EXTRACTED DATA: Begin
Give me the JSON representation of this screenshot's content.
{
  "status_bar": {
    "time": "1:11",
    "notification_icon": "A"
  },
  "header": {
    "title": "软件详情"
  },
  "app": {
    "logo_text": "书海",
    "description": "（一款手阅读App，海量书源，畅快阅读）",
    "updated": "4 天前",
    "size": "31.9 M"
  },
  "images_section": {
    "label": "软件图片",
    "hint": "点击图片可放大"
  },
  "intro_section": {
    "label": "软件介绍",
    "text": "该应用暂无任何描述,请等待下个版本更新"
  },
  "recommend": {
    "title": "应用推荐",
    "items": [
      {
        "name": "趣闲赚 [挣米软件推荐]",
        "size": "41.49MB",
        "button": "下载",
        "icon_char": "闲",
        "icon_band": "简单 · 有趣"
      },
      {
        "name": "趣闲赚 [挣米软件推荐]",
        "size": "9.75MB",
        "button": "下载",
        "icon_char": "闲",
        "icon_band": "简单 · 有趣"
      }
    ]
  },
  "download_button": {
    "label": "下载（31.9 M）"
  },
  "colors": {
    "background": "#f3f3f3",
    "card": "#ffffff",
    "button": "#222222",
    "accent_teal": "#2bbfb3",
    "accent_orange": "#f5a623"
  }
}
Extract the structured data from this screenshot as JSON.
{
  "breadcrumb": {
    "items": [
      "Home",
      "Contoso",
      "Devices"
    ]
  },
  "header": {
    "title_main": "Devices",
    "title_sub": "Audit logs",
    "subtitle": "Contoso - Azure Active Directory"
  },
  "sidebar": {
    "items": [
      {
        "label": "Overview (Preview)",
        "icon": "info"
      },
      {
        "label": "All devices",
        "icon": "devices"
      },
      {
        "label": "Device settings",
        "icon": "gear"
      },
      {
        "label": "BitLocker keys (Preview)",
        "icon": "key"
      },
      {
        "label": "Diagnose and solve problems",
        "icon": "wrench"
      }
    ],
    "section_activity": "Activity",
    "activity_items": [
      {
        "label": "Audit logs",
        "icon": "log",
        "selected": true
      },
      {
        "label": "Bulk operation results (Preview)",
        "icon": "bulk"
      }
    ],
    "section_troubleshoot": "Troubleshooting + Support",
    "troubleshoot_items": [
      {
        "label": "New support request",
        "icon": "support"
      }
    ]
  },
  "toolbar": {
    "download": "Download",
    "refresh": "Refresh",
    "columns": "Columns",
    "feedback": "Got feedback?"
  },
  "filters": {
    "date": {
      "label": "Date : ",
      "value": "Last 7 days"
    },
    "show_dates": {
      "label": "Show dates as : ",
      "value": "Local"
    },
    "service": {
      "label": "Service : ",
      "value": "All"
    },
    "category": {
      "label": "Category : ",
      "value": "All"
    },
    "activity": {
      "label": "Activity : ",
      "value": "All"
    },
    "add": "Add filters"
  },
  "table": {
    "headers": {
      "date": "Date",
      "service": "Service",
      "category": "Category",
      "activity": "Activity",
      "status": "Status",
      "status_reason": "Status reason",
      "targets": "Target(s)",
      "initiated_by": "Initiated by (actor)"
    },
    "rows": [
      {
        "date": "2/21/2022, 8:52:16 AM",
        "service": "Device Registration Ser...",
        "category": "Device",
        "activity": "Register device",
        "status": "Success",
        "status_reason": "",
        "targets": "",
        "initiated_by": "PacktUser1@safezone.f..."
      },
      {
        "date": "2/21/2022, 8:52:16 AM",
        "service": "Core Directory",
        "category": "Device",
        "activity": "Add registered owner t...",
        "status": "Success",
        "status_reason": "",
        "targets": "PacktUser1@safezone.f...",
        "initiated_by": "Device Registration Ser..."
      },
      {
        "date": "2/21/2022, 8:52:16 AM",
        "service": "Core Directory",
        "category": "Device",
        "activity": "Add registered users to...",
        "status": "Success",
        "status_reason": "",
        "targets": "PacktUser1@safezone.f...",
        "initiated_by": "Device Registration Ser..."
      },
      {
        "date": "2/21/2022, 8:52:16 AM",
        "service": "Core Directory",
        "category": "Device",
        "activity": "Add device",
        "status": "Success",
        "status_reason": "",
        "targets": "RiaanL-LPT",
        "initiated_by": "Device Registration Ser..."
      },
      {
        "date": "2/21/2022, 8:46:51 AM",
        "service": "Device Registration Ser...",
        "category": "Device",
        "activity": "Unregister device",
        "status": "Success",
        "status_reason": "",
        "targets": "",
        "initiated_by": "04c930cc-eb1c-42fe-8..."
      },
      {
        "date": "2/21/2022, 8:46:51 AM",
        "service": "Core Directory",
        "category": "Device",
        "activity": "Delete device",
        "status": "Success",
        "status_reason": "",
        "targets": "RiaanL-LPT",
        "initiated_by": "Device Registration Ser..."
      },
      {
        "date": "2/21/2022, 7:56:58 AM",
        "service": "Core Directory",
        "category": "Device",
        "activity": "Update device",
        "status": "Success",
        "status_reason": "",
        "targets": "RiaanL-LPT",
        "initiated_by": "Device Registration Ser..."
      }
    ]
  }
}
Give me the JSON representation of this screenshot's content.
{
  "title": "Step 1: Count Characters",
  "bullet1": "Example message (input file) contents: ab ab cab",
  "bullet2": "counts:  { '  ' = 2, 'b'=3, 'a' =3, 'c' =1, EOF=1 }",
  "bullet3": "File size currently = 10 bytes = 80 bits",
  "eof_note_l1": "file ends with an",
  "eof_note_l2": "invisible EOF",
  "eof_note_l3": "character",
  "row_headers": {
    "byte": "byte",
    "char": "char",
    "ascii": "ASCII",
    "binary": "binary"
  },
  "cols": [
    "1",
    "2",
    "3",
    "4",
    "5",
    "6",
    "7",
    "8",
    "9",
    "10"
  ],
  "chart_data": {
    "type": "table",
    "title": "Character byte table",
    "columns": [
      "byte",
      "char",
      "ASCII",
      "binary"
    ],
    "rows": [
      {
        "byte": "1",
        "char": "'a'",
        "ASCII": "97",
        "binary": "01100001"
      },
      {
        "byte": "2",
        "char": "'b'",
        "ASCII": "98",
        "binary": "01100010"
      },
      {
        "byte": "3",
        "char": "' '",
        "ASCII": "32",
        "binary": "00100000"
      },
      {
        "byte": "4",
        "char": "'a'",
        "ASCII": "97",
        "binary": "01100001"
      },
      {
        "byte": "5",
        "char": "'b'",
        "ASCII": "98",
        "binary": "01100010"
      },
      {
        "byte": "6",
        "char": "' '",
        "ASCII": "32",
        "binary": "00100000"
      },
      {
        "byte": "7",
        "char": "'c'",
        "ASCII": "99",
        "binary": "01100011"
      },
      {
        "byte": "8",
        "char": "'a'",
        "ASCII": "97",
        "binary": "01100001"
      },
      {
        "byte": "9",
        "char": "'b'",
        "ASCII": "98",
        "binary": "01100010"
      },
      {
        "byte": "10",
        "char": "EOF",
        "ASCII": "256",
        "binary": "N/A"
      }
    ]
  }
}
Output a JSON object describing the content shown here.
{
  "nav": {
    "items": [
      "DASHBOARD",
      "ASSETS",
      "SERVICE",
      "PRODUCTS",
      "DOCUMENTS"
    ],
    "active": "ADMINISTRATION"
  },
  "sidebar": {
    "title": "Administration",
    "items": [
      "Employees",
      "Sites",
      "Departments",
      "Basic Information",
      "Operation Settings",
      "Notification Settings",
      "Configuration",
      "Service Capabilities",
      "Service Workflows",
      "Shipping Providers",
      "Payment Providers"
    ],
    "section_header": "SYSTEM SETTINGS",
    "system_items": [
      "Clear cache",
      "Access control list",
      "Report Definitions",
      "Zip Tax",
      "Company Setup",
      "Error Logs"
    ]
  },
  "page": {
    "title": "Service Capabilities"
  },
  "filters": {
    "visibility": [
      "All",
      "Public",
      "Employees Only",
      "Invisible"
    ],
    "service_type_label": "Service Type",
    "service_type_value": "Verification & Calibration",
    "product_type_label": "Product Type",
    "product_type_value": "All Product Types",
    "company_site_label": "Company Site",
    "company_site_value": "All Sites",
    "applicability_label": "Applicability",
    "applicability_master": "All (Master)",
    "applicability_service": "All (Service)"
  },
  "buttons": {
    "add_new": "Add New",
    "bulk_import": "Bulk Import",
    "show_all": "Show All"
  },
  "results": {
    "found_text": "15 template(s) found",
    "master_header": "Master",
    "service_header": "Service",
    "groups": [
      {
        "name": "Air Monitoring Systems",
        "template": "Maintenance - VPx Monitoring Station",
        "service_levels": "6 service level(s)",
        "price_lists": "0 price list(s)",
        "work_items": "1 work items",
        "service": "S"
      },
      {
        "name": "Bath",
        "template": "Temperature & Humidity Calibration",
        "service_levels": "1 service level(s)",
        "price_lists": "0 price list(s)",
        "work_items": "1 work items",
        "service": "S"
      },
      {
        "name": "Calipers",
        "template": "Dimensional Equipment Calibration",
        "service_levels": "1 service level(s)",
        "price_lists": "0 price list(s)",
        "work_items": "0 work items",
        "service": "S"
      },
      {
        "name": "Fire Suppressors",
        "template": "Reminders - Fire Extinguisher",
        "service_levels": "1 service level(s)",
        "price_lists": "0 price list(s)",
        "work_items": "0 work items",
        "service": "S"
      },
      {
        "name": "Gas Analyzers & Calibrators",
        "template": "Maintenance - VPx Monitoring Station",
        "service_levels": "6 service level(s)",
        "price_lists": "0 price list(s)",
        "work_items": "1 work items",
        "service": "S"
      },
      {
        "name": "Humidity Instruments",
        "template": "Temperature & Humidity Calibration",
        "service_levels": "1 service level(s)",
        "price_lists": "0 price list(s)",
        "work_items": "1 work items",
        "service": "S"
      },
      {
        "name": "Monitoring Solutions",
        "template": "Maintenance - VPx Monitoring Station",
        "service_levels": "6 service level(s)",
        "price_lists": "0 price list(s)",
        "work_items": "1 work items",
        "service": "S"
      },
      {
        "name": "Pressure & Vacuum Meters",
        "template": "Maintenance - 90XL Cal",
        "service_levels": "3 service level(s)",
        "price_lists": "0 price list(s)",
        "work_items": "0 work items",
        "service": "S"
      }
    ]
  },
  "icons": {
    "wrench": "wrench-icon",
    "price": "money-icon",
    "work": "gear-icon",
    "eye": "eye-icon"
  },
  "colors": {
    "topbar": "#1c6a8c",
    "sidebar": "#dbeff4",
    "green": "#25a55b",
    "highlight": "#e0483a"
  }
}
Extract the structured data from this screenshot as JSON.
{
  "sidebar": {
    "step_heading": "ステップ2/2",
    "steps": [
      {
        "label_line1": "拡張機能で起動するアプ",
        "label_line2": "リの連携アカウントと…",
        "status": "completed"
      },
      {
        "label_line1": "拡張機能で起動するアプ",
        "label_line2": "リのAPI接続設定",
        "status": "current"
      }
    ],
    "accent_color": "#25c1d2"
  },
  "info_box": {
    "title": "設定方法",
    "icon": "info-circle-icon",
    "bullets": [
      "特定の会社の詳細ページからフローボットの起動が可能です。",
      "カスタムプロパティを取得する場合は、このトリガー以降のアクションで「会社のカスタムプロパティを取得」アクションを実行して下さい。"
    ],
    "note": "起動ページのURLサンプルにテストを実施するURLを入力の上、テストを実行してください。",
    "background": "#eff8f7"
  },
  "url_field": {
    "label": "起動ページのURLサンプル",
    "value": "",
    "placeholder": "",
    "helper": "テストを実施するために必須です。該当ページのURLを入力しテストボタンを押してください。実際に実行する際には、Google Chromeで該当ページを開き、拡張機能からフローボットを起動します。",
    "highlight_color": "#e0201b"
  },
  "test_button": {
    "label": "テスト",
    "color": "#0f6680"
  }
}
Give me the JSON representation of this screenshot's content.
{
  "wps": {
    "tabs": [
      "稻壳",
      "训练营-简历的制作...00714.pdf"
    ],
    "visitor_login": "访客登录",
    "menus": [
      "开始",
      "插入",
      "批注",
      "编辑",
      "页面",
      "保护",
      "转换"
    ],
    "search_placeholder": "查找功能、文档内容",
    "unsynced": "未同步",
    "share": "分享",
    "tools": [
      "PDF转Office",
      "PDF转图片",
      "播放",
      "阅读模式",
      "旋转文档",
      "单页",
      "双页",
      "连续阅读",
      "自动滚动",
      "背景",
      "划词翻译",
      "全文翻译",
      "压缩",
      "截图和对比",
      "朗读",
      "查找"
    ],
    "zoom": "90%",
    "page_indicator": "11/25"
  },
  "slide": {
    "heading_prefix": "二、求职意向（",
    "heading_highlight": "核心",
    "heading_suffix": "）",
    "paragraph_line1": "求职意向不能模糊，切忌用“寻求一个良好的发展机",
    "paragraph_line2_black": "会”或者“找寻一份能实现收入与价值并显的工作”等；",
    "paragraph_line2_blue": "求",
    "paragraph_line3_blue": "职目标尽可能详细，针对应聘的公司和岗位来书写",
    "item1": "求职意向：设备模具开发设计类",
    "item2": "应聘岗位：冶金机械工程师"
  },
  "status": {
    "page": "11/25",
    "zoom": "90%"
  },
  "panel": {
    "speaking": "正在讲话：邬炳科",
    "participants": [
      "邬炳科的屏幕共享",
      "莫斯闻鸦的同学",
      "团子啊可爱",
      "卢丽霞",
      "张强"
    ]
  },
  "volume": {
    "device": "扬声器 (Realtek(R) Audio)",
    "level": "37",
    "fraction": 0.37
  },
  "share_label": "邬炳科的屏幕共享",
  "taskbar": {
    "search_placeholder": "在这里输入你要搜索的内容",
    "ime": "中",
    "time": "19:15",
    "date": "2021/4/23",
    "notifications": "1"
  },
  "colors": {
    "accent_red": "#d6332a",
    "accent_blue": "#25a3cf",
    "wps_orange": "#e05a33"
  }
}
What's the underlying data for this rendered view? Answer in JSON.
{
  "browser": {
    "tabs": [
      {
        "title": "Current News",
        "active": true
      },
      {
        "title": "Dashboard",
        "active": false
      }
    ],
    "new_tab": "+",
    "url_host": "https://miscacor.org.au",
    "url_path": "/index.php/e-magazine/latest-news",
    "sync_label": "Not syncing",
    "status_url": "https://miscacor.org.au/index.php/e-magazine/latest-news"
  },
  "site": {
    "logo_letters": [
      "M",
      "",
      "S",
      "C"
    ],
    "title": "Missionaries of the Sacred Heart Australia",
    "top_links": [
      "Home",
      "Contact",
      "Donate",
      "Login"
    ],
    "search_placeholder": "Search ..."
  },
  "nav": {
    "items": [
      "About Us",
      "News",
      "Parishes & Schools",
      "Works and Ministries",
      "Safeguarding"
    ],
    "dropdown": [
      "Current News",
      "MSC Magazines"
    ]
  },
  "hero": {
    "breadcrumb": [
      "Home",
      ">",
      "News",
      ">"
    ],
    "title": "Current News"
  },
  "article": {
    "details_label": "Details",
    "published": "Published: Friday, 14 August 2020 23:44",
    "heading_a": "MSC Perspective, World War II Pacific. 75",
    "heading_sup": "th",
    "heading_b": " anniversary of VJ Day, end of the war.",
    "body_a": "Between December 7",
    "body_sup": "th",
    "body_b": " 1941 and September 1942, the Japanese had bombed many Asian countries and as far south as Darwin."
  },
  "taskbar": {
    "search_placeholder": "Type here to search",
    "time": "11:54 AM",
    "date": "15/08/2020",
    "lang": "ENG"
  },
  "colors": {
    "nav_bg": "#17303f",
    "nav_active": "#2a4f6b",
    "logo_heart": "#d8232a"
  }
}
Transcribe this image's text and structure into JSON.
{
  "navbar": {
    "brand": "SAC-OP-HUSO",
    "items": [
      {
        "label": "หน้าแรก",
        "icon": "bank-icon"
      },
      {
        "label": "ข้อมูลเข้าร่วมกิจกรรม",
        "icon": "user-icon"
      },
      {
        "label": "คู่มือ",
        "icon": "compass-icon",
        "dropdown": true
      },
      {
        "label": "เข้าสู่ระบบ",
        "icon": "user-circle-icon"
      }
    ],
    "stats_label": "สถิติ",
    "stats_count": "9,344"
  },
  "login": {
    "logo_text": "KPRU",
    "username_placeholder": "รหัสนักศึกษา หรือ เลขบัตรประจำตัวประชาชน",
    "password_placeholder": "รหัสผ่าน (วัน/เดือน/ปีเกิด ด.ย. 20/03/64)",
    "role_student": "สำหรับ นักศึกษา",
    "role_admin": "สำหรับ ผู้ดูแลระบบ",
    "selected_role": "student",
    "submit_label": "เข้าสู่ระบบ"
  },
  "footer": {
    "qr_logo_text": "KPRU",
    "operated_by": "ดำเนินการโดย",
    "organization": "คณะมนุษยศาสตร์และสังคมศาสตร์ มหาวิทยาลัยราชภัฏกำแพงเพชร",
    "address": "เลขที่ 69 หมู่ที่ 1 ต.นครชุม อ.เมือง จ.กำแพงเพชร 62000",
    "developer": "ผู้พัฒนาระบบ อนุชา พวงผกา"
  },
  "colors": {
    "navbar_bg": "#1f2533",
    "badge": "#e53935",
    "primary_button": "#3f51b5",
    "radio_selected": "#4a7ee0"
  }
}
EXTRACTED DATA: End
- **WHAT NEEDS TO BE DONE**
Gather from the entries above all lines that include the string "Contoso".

- **ANSWER TO THIS PROBLEM**
      "Contoso",
    "subtitle": "Contoso - Azure Active Directory"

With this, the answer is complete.